“Care provided by BSN-prepared nurses has been linked to lower patient mortality rates and more positive patient outcomes,” she said. “So this research is important to the entire healthcare community.”

The mixed-methods study, involving 89 nurse leaders, identified the following barriers to obtaining a BSN: nurses not perceiving value in higher degrees, staffing challenges and insufficient funds for incentives. Top strategies used by facilities included tuition reimbursement, clinical ladders and partnering with academic institutions.

As the RN to BSN program facilitator at Austin Peay, Clark is invested in educating the nursing workforce one degree at a time.

"If more BSN-prepared nurses can decrease patient mortality rates and improve patient outcomes, then this is definitely something worth supporting," Clark said.

The full study, "Increasing the BSN-Prepared Nursing Workforce: Perceived Barriers and Strategies" is available in the Journal of Christian Nursing Vol. 41, Issue 2.

Explore APSU's Ed.D. Program

Austin Peay State University's Ed.D. program offers online and HyFlex courses.

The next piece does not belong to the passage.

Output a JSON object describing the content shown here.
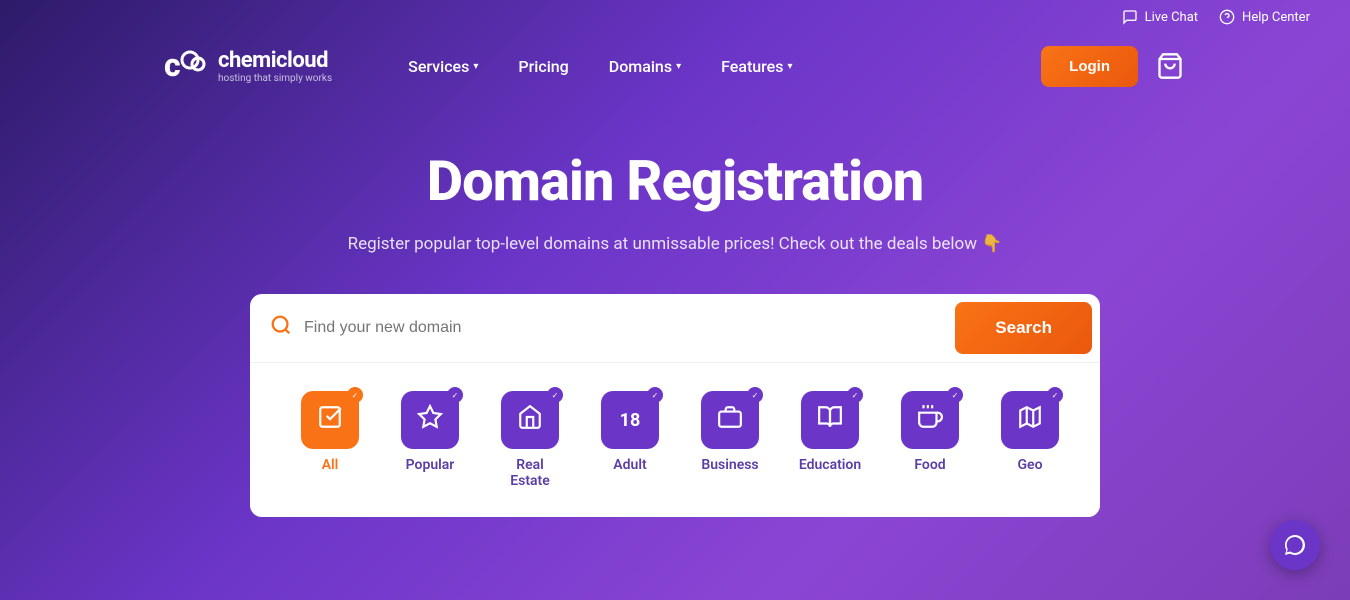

With five concentrations, including the nurse educator track, the program attracts a diverse range of professionals seeking to advance their careers.

“Our nurse educator concentration classes are taught by nursing faculty with significant experience in clinical settings and the classroom,” said Dr. Andrea Lee, education assistant professor and Ed.D. program coordinator.

Applications are being accepted for Fall 2024. Other students enrolled in the Ed.D. program come from various backgrounds, including K-12 education, higher education and educational research.

To learn more about how APSU's Ed.D. program, visit apsu.edu/education/programs-of-study/edd.